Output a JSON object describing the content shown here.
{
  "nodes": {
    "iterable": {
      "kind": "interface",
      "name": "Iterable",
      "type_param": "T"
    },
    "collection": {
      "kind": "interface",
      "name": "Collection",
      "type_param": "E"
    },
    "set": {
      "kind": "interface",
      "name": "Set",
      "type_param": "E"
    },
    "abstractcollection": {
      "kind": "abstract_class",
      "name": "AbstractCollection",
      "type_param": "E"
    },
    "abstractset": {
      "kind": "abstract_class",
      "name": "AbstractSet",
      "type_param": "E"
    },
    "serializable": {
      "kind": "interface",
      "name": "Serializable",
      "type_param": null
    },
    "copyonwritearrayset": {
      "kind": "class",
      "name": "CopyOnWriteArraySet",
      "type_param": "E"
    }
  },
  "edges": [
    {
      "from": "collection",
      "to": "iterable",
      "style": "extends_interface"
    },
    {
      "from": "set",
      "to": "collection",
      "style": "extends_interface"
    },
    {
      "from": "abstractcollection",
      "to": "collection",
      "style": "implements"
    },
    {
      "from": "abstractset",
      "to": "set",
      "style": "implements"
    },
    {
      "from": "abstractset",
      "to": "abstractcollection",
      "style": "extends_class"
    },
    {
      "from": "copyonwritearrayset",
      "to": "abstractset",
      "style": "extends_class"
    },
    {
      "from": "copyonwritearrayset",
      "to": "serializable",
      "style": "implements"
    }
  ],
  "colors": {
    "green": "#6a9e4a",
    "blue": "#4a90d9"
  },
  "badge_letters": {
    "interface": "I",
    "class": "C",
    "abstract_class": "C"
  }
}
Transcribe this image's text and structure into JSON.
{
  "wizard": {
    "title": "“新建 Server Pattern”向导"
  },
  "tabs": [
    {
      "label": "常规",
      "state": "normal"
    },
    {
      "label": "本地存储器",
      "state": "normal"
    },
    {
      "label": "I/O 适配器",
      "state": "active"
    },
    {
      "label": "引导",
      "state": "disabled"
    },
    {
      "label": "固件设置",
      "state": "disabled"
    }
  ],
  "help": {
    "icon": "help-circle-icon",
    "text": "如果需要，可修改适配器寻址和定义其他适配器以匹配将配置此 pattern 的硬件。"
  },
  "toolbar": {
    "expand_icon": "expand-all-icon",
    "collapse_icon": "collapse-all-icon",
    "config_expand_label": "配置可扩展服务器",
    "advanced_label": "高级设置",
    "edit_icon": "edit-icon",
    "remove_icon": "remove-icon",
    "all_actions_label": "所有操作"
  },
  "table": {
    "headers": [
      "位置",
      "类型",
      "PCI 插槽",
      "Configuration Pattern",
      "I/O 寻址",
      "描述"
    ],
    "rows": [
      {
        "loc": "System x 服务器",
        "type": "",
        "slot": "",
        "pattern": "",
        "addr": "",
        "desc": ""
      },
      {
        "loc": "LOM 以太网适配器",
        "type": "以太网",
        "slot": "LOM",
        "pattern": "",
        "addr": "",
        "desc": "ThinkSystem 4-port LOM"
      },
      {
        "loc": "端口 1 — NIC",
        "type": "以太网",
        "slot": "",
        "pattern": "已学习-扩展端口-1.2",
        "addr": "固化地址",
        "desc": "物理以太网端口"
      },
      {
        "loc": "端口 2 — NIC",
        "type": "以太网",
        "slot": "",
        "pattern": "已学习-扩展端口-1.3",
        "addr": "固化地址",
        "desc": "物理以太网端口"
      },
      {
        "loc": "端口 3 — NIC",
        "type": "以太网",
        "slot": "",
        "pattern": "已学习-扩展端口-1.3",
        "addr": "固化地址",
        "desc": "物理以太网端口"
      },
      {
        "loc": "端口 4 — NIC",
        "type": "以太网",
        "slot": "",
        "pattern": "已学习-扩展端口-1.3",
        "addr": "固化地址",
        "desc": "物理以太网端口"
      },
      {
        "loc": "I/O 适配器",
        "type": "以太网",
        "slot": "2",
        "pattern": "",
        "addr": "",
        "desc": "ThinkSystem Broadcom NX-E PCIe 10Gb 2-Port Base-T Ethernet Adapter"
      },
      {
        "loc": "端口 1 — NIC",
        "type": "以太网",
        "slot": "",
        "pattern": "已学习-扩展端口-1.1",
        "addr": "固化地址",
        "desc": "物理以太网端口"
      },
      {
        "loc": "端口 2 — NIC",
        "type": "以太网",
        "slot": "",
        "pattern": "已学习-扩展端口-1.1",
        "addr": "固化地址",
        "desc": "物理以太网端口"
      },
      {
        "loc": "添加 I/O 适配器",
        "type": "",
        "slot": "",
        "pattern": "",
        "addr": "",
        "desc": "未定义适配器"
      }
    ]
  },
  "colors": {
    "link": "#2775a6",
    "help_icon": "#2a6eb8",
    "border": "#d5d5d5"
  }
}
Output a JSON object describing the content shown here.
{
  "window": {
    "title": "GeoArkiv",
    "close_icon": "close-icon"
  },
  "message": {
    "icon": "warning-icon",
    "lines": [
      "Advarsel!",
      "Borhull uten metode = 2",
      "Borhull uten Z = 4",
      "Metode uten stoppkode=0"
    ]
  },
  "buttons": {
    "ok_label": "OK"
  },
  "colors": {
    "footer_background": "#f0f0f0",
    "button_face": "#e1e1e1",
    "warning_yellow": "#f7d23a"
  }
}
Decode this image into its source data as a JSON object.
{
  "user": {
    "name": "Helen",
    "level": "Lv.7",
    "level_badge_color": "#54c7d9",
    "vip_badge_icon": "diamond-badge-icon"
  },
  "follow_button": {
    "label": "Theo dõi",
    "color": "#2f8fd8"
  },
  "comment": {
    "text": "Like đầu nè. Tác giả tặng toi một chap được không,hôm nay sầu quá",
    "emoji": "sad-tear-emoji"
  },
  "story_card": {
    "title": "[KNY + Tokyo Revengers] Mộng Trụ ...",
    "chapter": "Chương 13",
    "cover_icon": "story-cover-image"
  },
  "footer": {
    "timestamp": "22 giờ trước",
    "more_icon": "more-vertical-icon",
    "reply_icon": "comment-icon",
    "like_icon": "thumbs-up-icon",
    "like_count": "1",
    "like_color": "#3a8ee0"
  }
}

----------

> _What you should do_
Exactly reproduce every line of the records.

> _Result_
Output a JSON object describing the content shown here.
{
  "nodes": {
    "iterable": {
      "kind": "interface",
      "name": "Iterable",
      "type_param": "T"
    },
    "collection": {
      "kind": "interface",
      "name": "Collection",
      "type_param": "E"
    },
    "set": {
      "kind": "interface",
      "name": "Set",
      "type_param": "E"
    },
    "abstractcollection": {
      "kind": "abstract_class",
      "name": "AbstractCollection",
      "type_param": "E"
    },
    "abstractset": {
      "kind": "abstract_class",
      "name": "AbstractSet",
      "type_param": "E"
    },
    "serializable": {
      "kind": "interface",
      "name": "Serializable",
      "type_param": null
    },
    "copyonwritearrayset": {
      "kind": "class",
      "name": "CopyOnWriteArraySet",
      "type_param": "E"
    }
  },
  "edges": [
    {
      "from": "collection",
      "to": "iterable",
      "style": "extends_interface"
    },
    {
      "from": "set",
      "to": "collection",
      "style": "extends_interface"
    },
    {
      "from": "abstractcollection",
      "to": "collection",
      "style": "implements"
    },
    {
      "from": "abstractset",
      "to": "set",
      "style": "implements"
    },
    {
      "from": "abstractset",
      "to": "abstractcollection",
      "style": "extends_class"
    },
    {
      "from": "copyonwritearrayset",
      "to": "abstractset",
      "style": "extends_class"
    },
    {
      "from": "copyonwritearrayset",
      "to": "serializable",
      "style": "implements"
    }
  ],
  "colors": {
    "green": "#6a9e4a",
    "blue": "#4a90d9"
  },
  "badge_letters": {
    "interface": "I",
    "class": "C",
    "abstract_class": "C"
  }
}
Transcribe this image's text and structure into JSON.
{
  "wizard": {
    "title": "“新建 Server Pattern”向导"
  },
  "tabs": [
    {
      "label": "常规",
      "state": "normal"
    },
    {
      "label": "本地存储器",
      "state": "normal"
    },
    {
      "label": "I/O 适配器",
      "state": "active"
    },
    {
      "label": "引导",
      "state": "disabled"
    },
    {
      "label": "固件设置",
      "state": "disabled"
    }
  ],
  "help": {
    "icon": "help-circle-icon",
    "text": "如果需要，可修改适配器寻址和定义其他适配器以匹配将配置此 pattern 的硬件。"
  },
  "toolbar": {
    "expand_icon": "expand-all-icon",
    "collapse_icon": "collapse-all-icon",
    "config_expand_label": "配置可扩展服务器",
    "advanced_label": "高级设置",
    "edit_icon": "edit-icon",
    "remove_icon": "remove-icon",
    "all_actions_label": "所有操作"
  },
  "table": {
    "headers": [
      "位置",
      "类型",
      "PCI 插槽",
      "Configuration Pattern",
      "I/O 寻址",
      "描述"
    ],
    "rows": [
      {
        "loc": "System x 服务器",
        "type": "",
        "slot": "",
        "pattern": "",
        "addr": "",
        "desc": ""
      },
      {
        "loc": "LOM 以太网适配器",
        "type": "以太网",
        "slot": "LOM",
        "pattern": "",
        "addr": "",
        "desc": "ThinkSystem 4-port LOM"
      },
      {
        "loc": "端口 1 — NIC",
        "type": "以太网",
        "slot": "",
        "pattern": "已学习-扩展端口-1.2",
        "addr": "固化地址",
        "desc": "物理以太网端口"
      },
      {
        "loc": "端口 2 — NIC",
        "type": "以太网",
        "slot": "",
        "pattern": "已学习-扩展端口-1.3",
        "addr": "固化地址",
        "desc": "物理以太网端口"
      },
      {
        "loc": "端口 3 — NIC",
        "type": "以太网",
        "slot": "",
        "pattern": "已学习-扩展端口-1.3",
        "addr": "固化地址",
        "desc": "物理以太网端口"
      },
      {
        "loc": "端口 4 — NIC",
        "type": "以太网",
        "slot": "",
        "pattern": "已学习-扩展端口-1.3",
        "addr": "固化地址",
        "desc": "物理以太网端口"
      },
      {
        "loc": "I/O 适配器",
        "type": "以太网",
        "slot": "2",
        "pattern": "",
        "addr": "",
        "desc": "ThinkSystem Broadcom NX-E PCIe 10Gb 2-Port Base-T Ethernet Adapter"
      },
      {
        "loc": "端口 1 — NIC",
        "type": "以太网",
        "slot": "",
        "pattern": "已学习-扩展端口-1.1",
        "addr": "固化地址",
        "desc": "物理以太网端口"
      },
      {
        "loc": "端口 2 — NIC",
        "type": "以太网",
        "slot": "",
        "pattern": "已学习-扩展端口-1.1",
        "addr": "固化地址",
        "desc": "物理以太网端口"
      },
      {
        "loc": "添加 I/O 适配器",
        "type": "",
        "slot": "",
        "pattern": "",
        "addr": "",
        "desc": "未定义适配器"
      }
    ]
  },
  "colors": {
    "link": "#2775a6",
    "help_icon": "#2a6eb8",
    "border": "#d5d5d5"
  }
}
Output a JSON object describing the content shown here.
{
  "window": {
    "title": "GeoArkiv",
    "close_icon": "close-icon"
  },
  "message": {
    "icon": "warning-icon",
    "lines": [
      "Advarsel!",
      "Borhull uten metode = 2",
      "Borhull uten Z = 4",
      "Metode uten stoppkode=0"
    ]
  },
  "buttons": {
    "ok_label": "OK"
  },
  "colors": {
    "footer_background": "#f0f0f0",
    "button_face": "#e1e1e1",
    "warning_yellow": "#f7d23a"
  }
}
Decode this image into its source data as a JSON object.
{
  "user": {
    "name": "Helen",
    "level": "Lv.7",
    "level_badge_color": "#54c7d9",
    "vip_badge_icon": "diamond-badge-icon"
  },
  "follow_button": {
    "label": "Theo dõi",
    "color": "#2f8fd8"
  },
  "comment": {
    "text": "Like đầu nè. Tác giả tặng toi một chap được không,hôm nay sầu quá",
    "emoji": "sad-tear-emoji"
  },
  "story_card": {
    "title": "[KNY + Tokyo Revengers] Mộng Trụ ...",
    "chapter": "Chương 13",
    "cover_icon": "story-cover-image"
  },
  "footer": {
    "timestamp": "22 giờ trước",
    "more_icon": "more-vertical-icon",
    "reply_icon": "comment-icon",
    "like_icon": "thumbs-up-icon",
    "like_count": "1",
    "like_color": "#3a8ee0"
  }
}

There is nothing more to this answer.